We were very privileged to visit Breaky Bottom Vineyard on a wonderful warm May Bank Holiday Monday.
Nestled in a hidden valley in the middle of the South Downs in East Sussex, it is an idyllic spot. Far from the river yet surprising prone to flooding as Christine Hall explained, due to erosion on surrounding farmland, thankfully their flood barriers and flint walls now keep the farmhouse dry.
There are 6 acres of grapes which Peter Hall manages pretty much by himself, it is about the maximum size that one person can cope with. Peter has an incredible knowledgable of the wine industry having setup his vineyard in 1974. He explained he has experimented with several different varieties over the years to find the ones that work best on the land they have available. Many new and prospective vintners seek his advice on what to grow and how to setup and run their own vineyards including the new Rathfinney Estate in nearby Alfriston.
Seyval blanc grapes grow well here and form the basis of “Cuveé Sir Harry Kroto” which has won several international awards including Silver and Gold Medals in the International Wine Challenge.
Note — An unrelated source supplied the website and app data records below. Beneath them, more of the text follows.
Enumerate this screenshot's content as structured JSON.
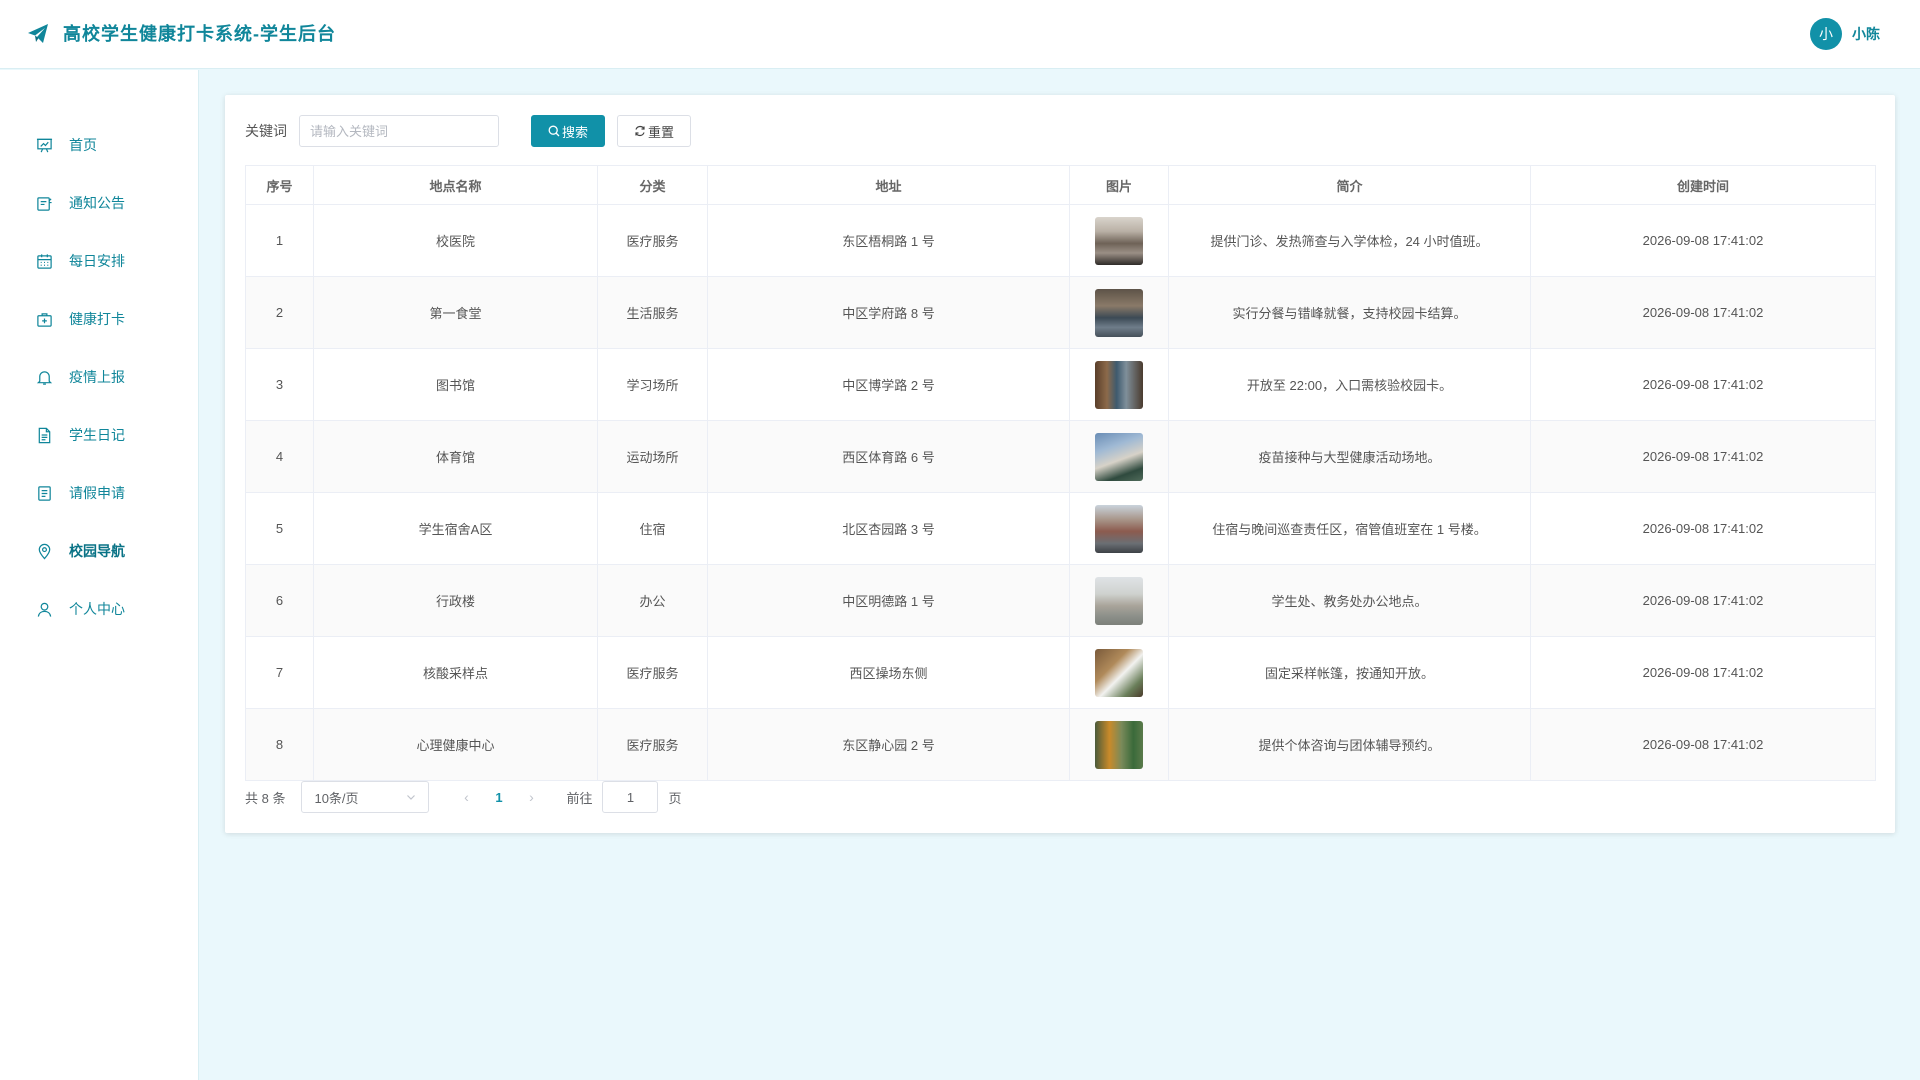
{
  "header": {
    "title": "高校学生健康打卡系统-学生后台",
    "logo_icon": "paper-plane-icon",
    "user": {
      "avatar_text": "小",
      "name": "小陈"
    }
  },
  "sidebar": {
    "items": [
      {
        "label": "首页",
        "icon": "presentation-chart-icon"
      },
      {
        "label": "通知公告",
        "icon": "notice-icon"
      },
      {
        "label": "每日安排",
        "icon": "calendar-icon"
      },
      {
        "label": "健康打卡",
        "icon": "medical-kit-icon"
      },
      {
        "label": "疫情上报",
        "icon": "bell-icon"
      },
      {
        "label": "学生日记",
        "icon": "document-icon"
      },
      {
        "label": "请假申请",
        "icon": "form-icon"
      },
      {
        "label": "校园导航",
        "icon": "location-pin-icon",
        "active": true
      },
      {
        "label": "个人中心",
        "icon": "user-icon"
      }
    ]
  },
  "search": {
    "label": "关键词",
    "placeholder": "请输入关键词",
    "value": "",
    "search_button": "搜索",
    "reset_button": "重置"
  },
  "table": {
    "columns": [
      "序号",
      "地点名称",
      "分类",
      "地址",
      "图片",
      "简介",
      "创建时间"
    ],
    "rows": [
      {
        "no": "1",
        "name": "校医院",
        "category": "医疗服务",
        "address": "东区梧桐路 1 号",
        "intro": "提供门诊、发热筛查与入学体检，24 小时值班。",
        "created": "2026-09-08 17:41:02"
      },
      {
        "no": "2",
        "name": "第一食堂",
        "category": "生活服务",
        "address": "中区学府路 8 号",
        "intro": "实行分餐与错峰就餐，支持校园卡结算。",
        "created": "2026-09-08 17:41:02"
      },
      {
        "no": "3",
        "name": "图书馆",
        "category": "学习场所",
        "address": "中区博学路 2 号",
        "intro": "开放至 22:00，入口需核验校园卡。",
        "created": "2026-09-08 17:41:02"
      },
      {
        "no": "4",
        "name": "体育馆",
        "category": "运动场所",
        "address": "西区体育路 6 号",
        "intro": "疫苗接种与大型健康活动场地。",
        "created": "2026-09-08 17:41:02"
      },
      {
        "no": "5",
        "name": "学生宿舍A区",
        "category": "住宿",
        "address": "北区杏园路 3 号",
        "intro": "住宿与晚间巡查责任区，宿管值班室在 1 号楼。",
        "created": "2026-09-08 17:41:02"
      },
      {
        "no": "6",
        "name": "行政楼",
        "category": "办公",
        "address": "中区明德路 1 号",
        "intro": "学生处、教务处办公地点。",
        "created": "2026-09-08 17:41:02"
      },
      {
        "no": "7",
        "name": "核酸采样点",
        "category": "医疗服务",
        "address": "西区操场东侧",
        "intro": "固定采样帐篷，按通知开放。",
        "created": "2026-09-08 17:41:02"
      },
      {
        "no": "8",
        "name": "心理健康中心",
        "category": "医疗服务",
        "address": "东区静心园 2 号",
        "intro": "提供个体咨询与团体辅导预约。",
        "created": "2026-09-08 17:41:02"
      }
    ]
  },
  "pagination": {
    "total_text": "共 8 条",
    "page_size": "10条/页",
    "current_page": "1",
    "goto_label": "前往",
    "goto_value": "1",
    "goto_suffix": "页"
  },
  "colors": {
    "accent": "#1191a8",
    "background": "#eaf8fc"
  }
}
Sitting in the farmhouse kitchen we tasted the Sparkling Brut 2013 Vintage.
A north facing slope is home to the Chardonnay grapes which surprisingly ripen more quickly than the south facing vineyard. Sheltered from the winds and in their own micro-climate, the Chardonnay grapes are just budding out and, providing the weather is kind this year, will be picked around October.
“Cuvée Gerard Hoffnung” (a great family friend) from 2009 was our second tasting. 47% Chardonnay, 40% Seyval Blanc, 7% Pinot Noir and 7% Pinot Meunier.
“Cuvée Koizumi Yakumo” 2010 Seyval Blanc named after Peter’s great great uncle who is still well -respected in Japan and causes excitement amongst Japanese visitors. This was my favourite.
Christine showed us around the winery and wine store, located within beautiful old Sussex flint barns. Some of the vats are holding last year’s harvest which will be bottled later this year.
We came away with a mixed case of all three wines we sampled and a bottle of their Crème de Cassis made from their own blackcurrants. We will drink some of these ourselves and take some others to wine-loving relatives in France. Peter himself is one quarter French (and speaks fluent French) so in some ways the wines are coming home…